Hal and Cherrie from London based east-meets-west electronic pop group Ooberfuse have been finding sticking to their Lent Give It Up Challenge a little tricky – especially when Hal had to face the cold of the ‘Beast from the East’ without hot food or drinks!
Hal: Giving up hot food and drink on the basis that it starts with the first letter of my Christian name sounded like a great idea before the season of Lent began. What I never foresaw, however, was that London would experience its coldest winter with temperatures dropping to sub zero levels.
It’s a primitive instinct when you’re cold to take in hot fluids and hot foodstuff. For example, nothing tastes better than a baked potato on a cold winter’s night. So when the Beast from the East burst in to our lives, I was struggling with these basic instincts.

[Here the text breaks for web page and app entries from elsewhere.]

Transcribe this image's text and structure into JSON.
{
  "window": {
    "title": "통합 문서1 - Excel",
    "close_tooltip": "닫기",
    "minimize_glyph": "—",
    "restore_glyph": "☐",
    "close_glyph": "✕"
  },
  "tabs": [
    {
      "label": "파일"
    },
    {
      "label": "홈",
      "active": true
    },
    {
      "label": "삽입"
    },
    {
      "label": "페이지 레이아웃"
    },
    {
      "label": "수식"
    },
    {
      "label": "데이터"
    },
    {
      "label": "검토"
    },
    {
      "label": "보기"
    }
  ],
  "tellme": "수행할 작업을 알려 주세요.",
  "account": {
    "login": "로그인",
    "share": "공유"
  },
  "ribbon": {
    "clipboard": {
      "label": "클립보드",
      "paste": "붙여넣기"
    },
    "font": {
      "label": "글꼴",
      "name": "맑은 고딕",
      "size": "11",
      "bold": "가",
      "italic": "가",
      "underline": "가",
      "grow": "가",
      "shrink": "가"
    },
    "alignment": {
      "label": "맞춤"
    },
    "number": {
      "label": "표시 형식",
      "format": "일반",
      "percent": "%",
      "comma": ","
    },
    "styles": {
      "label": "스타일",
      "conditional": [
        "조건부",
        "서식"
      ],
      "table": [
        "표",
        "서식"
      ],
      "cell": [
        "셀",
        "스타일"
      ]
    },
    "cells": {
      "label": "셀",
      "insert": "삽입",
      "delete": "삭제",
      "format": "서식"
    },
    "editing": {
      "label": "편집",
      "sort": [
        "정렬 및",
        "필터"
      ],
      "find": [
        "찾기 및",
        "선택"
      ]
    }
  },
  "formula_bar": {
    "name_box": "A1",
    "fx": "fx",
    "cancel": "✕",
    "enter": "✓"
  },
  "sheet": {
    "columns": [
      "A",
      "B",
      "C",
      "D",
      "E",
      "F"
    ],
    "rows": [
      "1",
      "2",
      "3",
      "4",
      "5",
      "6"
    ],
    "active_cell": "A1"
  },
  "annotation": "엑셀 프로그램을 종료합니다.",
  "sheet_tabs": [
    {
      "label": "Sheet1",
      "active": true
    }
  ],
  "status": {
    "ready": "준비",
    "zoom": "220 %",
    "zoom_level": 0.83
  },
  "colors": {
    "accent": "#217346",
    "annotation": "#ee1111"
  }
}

We have spent a week in Kambia visiting CAFOD’s partner – The Kambia District Development and Rehabilitation Organisation, KADDRO for short. The staff have been so welcoming and so willing to answer all of our questions.
We visited three rural communities in Kambia where KADDRO works on access to water, sanitation and health, savings and loans groups, ways to make a living projects and women’s breastfeeding and pregnancy groups.
When Laura Storr from CAFOD’s communications team heard how new mum Unity from Zimbabwe was struggling to breastfeed – she knew only too well how difficult it could be. As we look forward to Mother’s Day, she shares her own breastfeeding story and explains how you can help more mums get the specialist support they need by donating this Lent. All donations will be matched by the UK Government making double the difference.
It’s 10pm and I’ve been breastfeeding my daughter Rosa on and off for the last five hours. Rosa was born two weeks ago, and every time she tries to feed, which is about 10-12 times a day, my body tenses with pain. At times, its so painful, I cry out. And she rarely seems satisfied. I don’t know how much more of this I can take. And I’m worried that she isn’t putting on weight.
Later that night, I remember that I was given a bunch of leaflets, including information about a breastfeeding support group a short walk from my home in north London. Later that evening, I dig them out, and make an appointment for the next available session.
Elouise Hobbs from our media team shares how empty shelves during Storm Emma has given her a new perspective on Family Fast Day.
On Friday 23 February, I marked Family Fast Day like thousands of others across the country by enjoying a simple meal of soup and bread.
And, although through my simple soup meal I was able to reflect and felt solidarity with those who do not have enough to eat, the feeling was short lived – I knew that when I got home I had a fridge full of food and could eat whatever I wanted.
Since 13 February Susy, who works in our theology team, has been vegan. She was already a pescatarian but is now not eating fish, milk or eggs. She tells us what’s been tough so far, and what has been a surprising discovery.
It has been a few weeks now since I decided to go vegan for Lent and I would like to share with you some reflections on how it has been so far. I have had a mix of reactions from people. They range from from very supportive and offering practical advice, to incomprehension and defensiveness.
How is your Lent challenge going so far? If you’ve been fundraising remember to pay in your donation by 12 May for it to be doubled by the UK Government.
On the supportive side, one friend suggested I should try Oatly barista ‘milk’. This was after I complained that I was not enjoying my morning Earl Grey tea as so many milk-substitutes just tasted watery. It was a good suggestion and my tea does now taste better! Another friend suggested I make my own cashew milk by buying a nut bag, but I have yet to follow that recommendation.